A portion of the money went into the personal bank accounts of Harman Singh, the RSU’s vice-president student life and events at the time, and Ali Yousaf, who was a finance committee member then and RSU vice-president operations in 2017-18.
The RSU board passed a motion in 2017 requiring Singh to complete a report, outlining the management of funds for 6 Fest. The report was never submitted.
“There’s no room for us to legally pursue this without wasting a lot of students’ money,” said Ganesh, nearly two years after information about the bank account transfer surfaced. “If we did pursue this, it would lead to nothing.”
According to Ganesh, the student union’s lawyers said if the RSU pursued legal action against Singh, it would cost $50,000 to $60,000. Ganesh said even if RSU won the case, Singh “has no assets that the RSU can repossess.”
Singh could not be reached for comment in time for publication.
Robert Centa, a managing partner of Paliare Roland Rosenberg Rothstein LLP, which represents the RSU, declined to comment on 6 Fest.
“You will have to speak to the RSU about this matter,” Centa said.
Back in 2017, former RSU president Obaid Ullah said the refunds were supposed to be made through e-transfers from those bank accounts as they thought it was the “best solution” to get all of the refunds done.
Ganesh said when he became RSU president earlier this year, there was an “investigation” into 6 Fest. He said this included a $20,000 forensic audit, which found paperwork tracking money for 6 Fest was still missing.
Ganesh said the RSU’s lawyers told him that Singh is no longer responsible for paying back any money that might have been mismanaged.
“So we could be spending $50,000 to $60,000 for nothing, just to prove a point,” said Ganesh. “It’s a dead end.”
Last year’s RSU president, Susanne Nyaga, said while she understands it’s costly to take Singh to court, she believes it’s imperative since 6 Fest put the RSU in a $1.1 million deficit.
“Students deserve answers,” she said. “It would allow the RSU to regain trust instead of continuing this trend of protecting friends.
Lauren Emberson, former vice-president student life and events from the 2017-18 school year, agrees with Nyaga—she told The Eye that she’s “extremely disappointed” in the outcome.
“The purpose isn’t necessarily for legal action, the purpose is to figure out the best way forward that serves students,” she said. “And my disappointment is [that] we don’t get to figure out what that is.”
Emberson said all the refunds have now been reconciled.
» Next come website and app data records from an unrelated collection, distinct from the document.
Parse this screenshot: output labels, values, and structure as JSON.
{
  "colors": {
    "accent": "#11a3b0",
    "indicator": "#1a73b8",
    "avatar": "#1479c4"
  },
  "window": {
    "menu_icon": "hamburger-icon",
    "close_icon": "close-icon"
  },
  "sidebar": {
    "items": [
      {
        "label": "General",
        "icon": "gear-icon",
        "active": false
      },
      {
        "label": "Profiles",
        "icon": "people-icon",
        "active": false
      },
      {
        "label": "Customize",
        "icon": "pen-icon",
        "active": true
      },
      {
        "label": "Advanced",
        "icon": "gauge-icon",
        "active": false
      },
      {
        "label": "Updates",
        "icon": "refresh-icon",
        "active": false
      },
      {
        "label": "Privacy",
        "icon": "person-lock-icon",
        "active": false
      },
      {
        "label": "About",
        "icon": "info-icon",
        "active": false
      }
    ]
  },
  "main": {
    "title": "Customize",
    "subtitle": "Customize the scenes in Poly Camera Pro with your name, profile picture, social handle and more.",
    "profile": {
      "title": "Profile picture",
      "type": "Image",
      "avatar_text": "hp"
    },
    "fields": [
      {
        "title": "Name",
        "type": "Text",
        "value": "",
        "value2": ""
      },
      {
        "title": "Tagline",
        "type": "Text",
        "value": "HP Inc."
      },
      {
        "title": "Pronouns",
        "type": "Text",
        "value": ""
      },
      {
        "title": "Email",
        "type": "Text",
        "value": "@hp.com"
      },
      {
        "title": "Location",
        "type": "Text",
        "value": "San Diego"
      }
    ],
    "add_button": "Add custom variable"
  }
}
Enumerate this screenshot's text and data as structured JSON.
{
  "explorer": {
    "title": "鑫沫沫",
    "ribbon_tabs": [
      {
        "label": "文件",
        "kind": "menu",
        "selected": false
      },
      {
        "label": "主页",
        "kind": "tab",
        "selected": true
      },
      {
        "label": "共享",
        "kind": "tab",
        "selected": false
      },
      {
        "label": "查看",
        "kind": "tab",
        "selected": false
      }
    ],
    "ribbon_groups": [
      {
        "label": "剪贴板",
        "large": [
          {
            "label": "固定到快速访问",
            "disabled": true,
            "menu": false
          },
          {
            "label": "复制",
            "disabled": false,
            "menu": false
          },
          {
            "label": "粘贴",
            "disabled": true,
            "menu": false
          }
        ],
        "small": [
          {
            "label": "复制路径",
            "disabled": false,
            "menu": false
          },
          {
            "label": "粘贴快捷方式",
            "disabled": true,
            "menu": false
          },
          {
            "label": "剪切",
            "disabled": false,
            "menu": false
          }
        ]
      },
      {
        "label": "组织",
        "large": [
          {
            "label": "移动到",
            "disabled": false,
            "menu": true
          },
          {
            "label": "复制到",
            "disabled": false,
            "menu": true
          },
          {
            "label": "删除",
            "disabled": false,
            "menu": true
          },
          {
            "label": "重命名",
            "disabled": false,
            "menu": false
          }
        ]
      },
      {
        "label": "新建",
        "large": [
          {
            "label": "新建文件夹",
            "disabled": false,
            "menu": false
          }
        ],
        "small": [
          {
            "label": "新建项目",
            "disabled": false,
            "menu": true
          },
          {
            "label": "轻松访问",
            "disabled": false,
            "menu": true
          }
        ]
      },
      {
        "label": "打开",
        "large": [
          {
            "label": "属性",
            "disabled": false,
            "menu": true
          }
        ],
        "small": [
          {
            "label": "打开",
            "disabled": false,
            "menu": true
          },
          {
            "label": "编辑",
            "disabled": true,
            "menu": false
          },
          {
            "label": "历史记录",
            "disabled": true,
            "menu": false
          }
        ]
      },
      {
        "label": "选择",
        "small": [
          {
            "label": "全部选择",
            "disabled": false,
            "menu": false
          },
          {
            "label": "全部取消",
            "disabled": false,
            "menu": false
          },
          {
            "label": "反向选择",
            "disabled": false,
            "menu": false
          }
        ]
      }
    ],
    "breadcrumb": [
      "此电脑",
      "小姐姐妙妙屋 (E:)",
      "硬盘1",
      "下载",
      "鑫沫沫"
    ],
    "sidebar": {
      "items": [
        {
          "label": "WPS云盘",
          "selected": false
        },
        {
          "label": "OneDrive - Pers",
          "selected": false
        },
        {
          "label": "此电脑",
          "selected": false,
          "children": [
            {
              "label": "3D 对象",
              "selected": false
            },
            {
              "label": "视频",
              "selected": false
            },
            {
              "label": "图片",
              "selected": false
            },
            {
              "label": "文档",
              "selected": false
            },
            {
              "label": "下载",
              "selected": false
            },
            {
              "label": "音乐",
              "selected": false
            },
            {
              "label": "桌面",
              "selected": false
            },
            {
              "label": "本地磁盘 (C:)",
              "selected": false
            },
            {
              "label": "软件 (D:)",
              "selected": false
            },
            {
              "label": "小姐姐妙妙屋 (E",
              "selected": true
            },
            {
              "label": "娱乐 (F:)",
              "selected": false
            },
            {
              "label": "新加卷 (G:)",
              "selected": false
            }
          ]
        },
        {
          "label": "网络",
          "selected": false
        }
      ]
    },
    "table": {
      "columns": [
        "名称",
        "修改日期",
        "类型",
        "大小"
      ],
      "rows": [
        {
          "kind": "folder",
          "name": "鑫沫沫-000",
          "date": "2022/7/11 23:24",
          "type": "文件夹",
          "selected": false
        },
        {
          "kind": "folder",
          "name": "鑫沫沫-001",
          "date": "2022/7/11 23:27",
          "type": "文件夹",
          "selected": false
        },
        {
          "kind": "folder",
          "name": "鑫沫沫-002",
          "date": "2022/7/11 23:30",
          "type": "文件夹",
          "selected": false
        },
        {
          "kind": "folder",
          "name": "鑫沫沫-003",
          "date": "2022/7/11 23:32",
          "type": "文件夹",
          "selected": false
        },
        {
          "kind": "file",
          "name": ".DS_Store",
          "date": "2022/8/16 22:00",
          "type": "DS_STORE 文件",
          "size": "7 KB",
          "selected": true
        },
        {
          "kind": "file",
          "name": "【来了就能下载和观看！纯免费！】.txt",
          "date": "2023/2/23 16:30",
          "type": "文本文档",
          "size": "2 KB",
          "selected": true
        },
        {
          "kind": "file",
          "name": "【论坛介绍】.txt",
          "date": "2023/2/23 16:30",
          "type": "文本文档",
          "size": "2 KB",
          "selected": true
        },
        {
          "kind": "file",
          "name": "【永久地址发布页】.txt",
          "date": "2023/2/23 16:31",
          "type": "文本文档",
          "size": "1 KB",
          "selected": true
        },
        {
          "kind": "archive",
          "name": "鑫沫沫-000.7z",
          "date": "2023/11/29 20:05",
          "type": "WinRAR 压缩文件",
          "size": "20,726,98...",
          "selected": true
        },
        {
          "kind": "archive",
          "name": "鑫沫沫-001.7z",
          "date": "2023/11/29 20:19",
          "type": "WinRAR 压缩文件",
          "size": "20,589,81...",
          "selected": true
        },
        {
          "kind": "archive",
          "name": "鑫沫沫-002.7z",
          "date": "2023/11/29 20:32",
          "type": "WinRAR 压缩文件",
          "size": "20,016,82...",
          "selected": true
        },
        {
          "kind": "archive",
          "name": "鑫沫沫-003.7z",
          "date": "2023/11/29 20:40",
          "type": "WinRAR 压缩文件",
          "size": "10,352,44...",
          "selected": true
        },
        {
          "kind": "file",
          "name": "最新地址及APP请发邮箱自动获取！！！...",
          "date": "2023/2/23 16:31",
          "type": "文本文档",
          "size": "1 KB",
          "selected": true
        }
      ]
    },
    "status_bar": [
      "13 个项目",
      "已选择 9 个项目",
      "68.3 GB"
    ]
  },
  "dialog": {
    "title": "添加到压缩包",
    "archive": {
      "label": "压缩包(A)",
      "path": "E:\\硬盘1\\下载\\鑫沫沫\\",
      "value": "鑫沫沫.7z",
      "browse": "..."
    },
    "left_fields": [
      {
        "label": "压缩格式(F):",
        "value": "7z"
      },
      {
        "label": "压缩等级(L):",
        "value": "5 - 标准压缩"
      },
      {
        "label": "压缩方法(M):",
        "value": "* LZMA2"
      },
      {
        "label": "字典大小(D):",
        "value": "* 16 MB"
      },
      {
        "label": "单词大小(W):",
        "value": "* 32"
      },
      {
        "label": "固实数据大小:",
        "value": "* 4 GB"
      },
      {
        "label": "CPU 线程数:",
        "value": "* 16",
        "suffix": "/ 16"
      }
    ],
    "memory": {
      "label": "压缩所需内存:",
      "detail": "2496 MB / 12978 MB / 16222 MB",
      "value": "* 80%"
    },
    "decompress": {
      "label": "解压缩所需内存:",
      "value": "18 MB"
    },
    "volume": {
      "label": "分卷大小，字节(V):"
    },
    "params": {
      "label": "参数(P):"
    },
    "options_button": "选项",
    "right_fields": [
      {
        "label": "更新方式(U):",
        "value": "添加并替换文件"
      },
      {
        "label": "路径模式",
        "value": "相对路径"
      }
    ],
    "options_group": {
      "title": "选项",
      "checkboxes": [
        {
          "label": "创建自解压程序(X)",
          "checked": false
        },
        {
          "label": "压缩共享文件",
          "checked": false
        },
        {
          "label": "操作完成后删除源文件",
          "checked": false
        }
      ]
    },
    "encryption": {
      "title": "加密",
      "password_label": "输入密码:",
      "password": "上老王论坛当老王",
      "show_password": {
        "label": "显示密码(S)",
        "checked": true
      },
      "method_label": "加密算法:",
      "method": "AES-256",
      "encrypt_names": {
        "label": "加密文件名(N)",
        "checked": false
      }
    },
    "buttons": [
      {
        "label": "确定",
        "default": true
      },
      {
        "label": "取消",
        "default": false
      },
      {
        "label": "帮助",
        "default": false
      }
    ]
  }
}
After she was elected, she said she and other board members went through a spreadsheet of students who hadn’t received refunds—they left cheques in the RSU office for pickup. Students, she said, had until October 2017 to pick up their cheque. She added the board members also went through Ganesh’s and Singh’s bank statements as the board wasn’t getting any information on the matter.
“It shouldn’t have been done that way, but at the end of the day there’s no money in Harman’s account that’s unaccounted for,” she said. “It was the wrong thing to do, but it’s accounted for now.” Emberson said that for those who didn’t pick up their cheques, “that’s on them.”
“It’s no secret that [Ganesh] also played a role in the organization of 6 Fest so I’m not surprised that he is choosing not to pursue it further,” Nyaga said.
Clarification: A previous version of this story did not clarify that Lauren Emberson, former vice-president student life and events, was in favour of the audit.